Table 2

Outcomes in patients (n (%)) with no or small hypoattenuation v large hypoattenuation on initial CT

Outcome eventTime (days)CT findings within 6 h of stroke
Hypoattenuation ⩽33% MCA territoryHypoattenuation >33% MCA territory
Placebort-PAOR (95) CI)Placebort-PAOR (95) CI)
PH114/278 (5)2-150 47/269 (17)2-150 3.99 (2.14–7.44)0/21 (0)2-150 9/31 (29)2-150
Mortality720/279 (7)25/272 (9)1.31 (0.71–2.42)6/21 (29)9/31 (29)1.02 (0.30–3.48)
Mortality90 41/279 (15)51/272 (19)1.34 (0.85–1.34)6/21 (29)15/31 (48)2.34 (0.72–7.63)
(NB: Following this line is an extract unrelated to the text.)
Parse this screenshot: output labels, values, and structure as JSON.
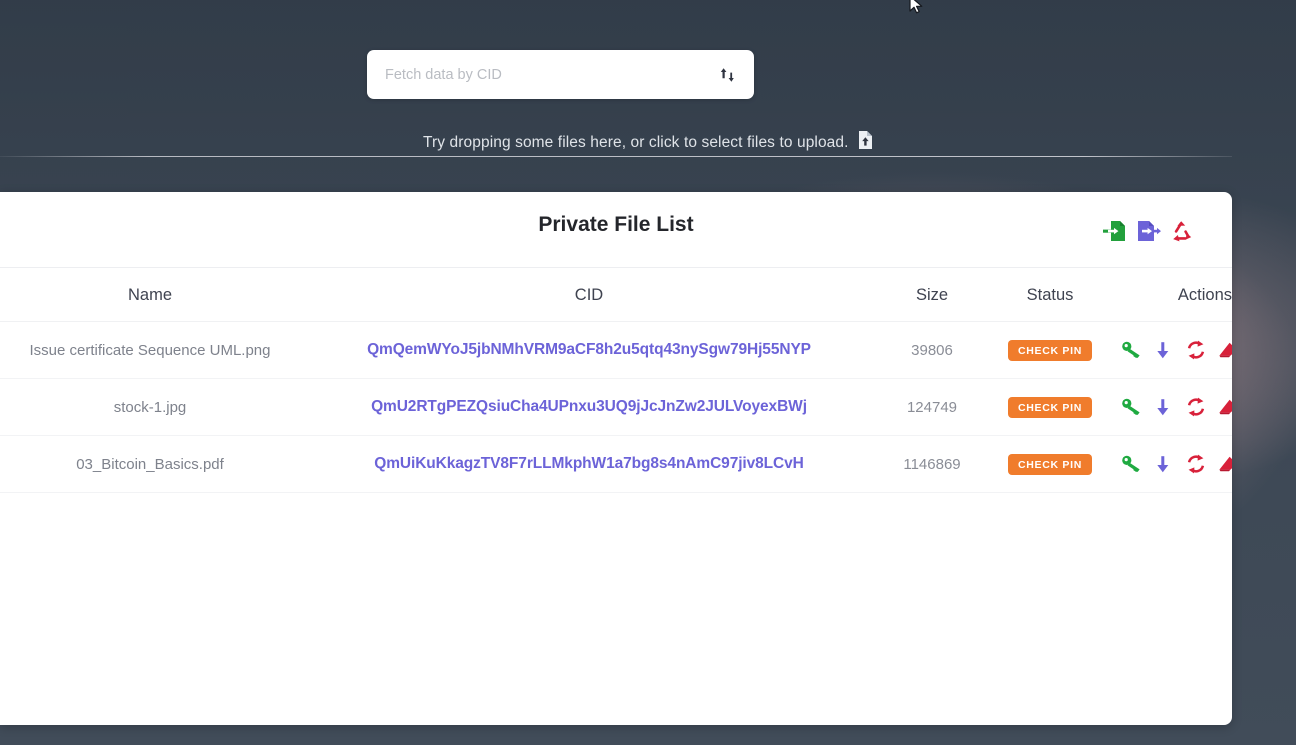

Rankin = 0+190 81/277 (29)2-150 108/265 (41)2-150 1.66 (1.17–2.38)3/21 (14)2/31 (6)0.41 (0.06–2.72)
  • 2-150 2p<0.01, Fisher’s exact test between pairs within same hypoattenuation class.
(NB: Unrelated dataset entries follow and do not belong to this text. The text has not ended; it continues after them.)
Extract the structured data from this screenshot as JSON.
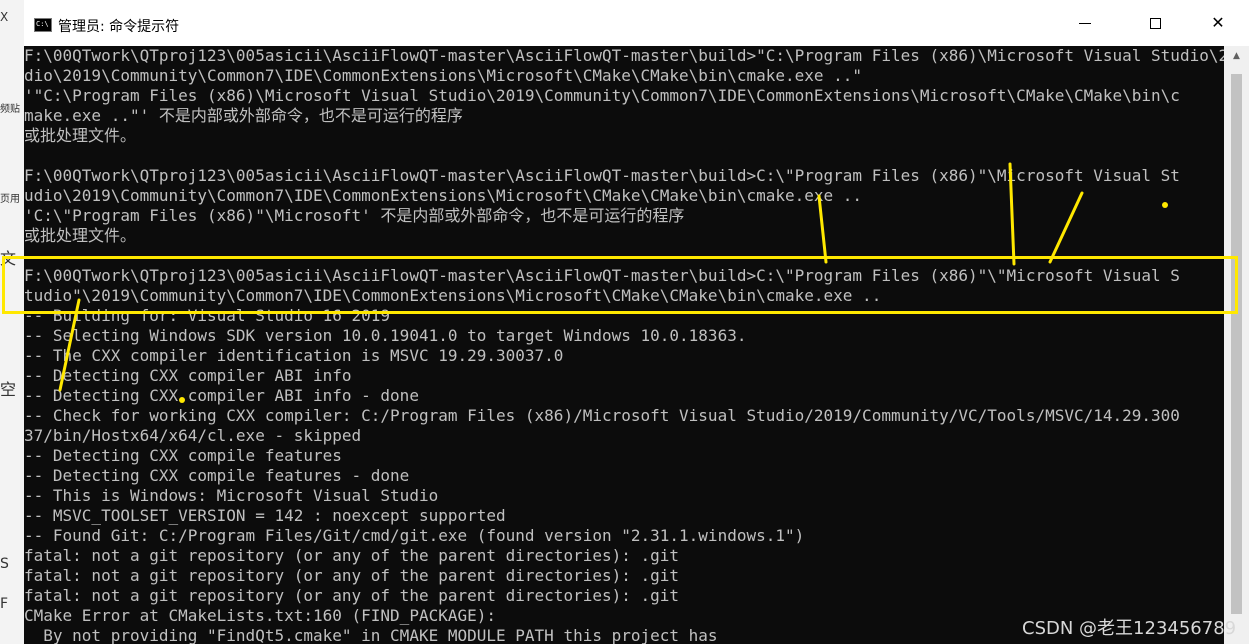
{
  "window": {
    "title": "管理员: 命令提示符",
    "icon_label": "C:\\",
    "minimize_icon": "minimize-icon",
    "maximize_icon": "maximize-icon",
    "close_icon": "close-icon"
  },
  "console_lines": [
    "F:\\00QTwork\\QTproj123\\005asicii\\AsciiFlowQT-master\\AsciiFlowQT-master\\build>\"C:\\Program Files (x86)\\Microsoft Visual Studio\\2019\\Community\\Common7\\IDE\\CommonExtensions\\Microsoft\\CMake\\CMake\\bin\\cmake.exe ..\"",
    "dio\\2019\\Community\\Common7\\IDE\\CommonExtensions\\Microsoft\\CMake\\CMake\\bin\\cmake.exe ..\"",
    "'\"C:\\Program Files (x86)\\Microsoft Visual Studio\\2019\\Community\\Common7\\IDE\\CommonExtensions\\Microsoft\\CMake\\CMake\\bin\\c",
    "make.exe ..\"' 不是内部或外部命令，也不是可运行的程序",
    "或批处理文件。",
    "",
    "F:\\00QTwork\\QTproj123\\005asicii\\AsciiFlowQT-master\\AsciiFlowQT-master\\build>C:\\\"Program Files (x86)\"\\Microsoft Visual St",
    "udio\\2019\\Community\\Common7\\IDE\\CommonExtensions\\Microsoft\\CMake\\CMake\\bin\\cmake.exe ..",
    "'C:\\\"Program Files (x86)\"\\Microsoft' 不是内部或外部命令，也不是可运行的程序",
    "或批处理文件。",
    "",
    "F:\\00QTwork\\QTproj123\\005asicii\\AsciiFlowQT-master\\AsciiFlowQT-master\\build>C:\\\"Program Files (x86)\"\\\"Microsoft Visual S",
    "tudio\"\\2019\\Community\\Common7\\IDE\\CommonExtensions\\Microsoft\\CMake\\CMake\\bin\\cmake.exe ..",
    "-- Building for: Visual Studio 16 2019",
    "-- Selecting Windows SDK version 10.0.19041.0 to target Windows 10.0.18363.",
    "-- The CXX compiler identification is MSVC 19.29.30037.0",
    "-- Detecting CXX compiler ABI info",
    "-- Detecting CXX compiler ABI info - done",
    "-- Check for working CXX compiler: C:/Program Files (x86)/Microsoft Visual Studio/2019/Community/VC/Tools/MSVC/14.29.300",
    "37/bin/Hostx64/x64/cl.exe - skipped",
    "-- Detecting CXX compile features",
    "-- Detecting CXX compile features - done",
    "-- This is Windows: Microsoft Visual Studio",
    "-- MSVC_TOOLSET_VERSION = 142 : noexcept supported",
    "-- Found Git: C:/Program Files/Git/cmd/git.exe (found version \"2.31.1.windows.1\")",
    "fatal: not a git repository (or any of the parent directories): .git",
    "fatal: not a git repository (or any of the parent directories): .git",
    "fatal: not a git repository (or any of the parent directories): .git",
    "CMake Error at CMakeLists.txt:160 (FIND_PACKAGE):",
    "  By not providing \"FindQt5.cmake\" in CMAKE_MODULE_PATH this project has"
  ],
  "background_app_glyphs": [
    "X",
    "频贴",
    "页用",
    "文",
    "空",
    "S",
    "F"
  ],
  "watermark": "CSDN @老王123456789",
  "colors": {
    "console_bg": "#0c0c0c",
    "console_text": "#c0c0c0",
    "annotation": "#ffe800"
  }
}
  • PH=parenchymal haematoma. These data from the ECASS show for patients with an ischaemic oedema >33% of the MCA territory (as detected as hypoattenuation on the initial CT scan) an increase in PH, a significantly higher early and late mortality, and a significantly smaller proportion of patients with beneficial outcome in the rt-PA group. The 52 patients with large ischaemic lesions were identified by an independent CT scan evaluation. Small differences in the incidence of outcome events are due to missing values. — = Not calcuable.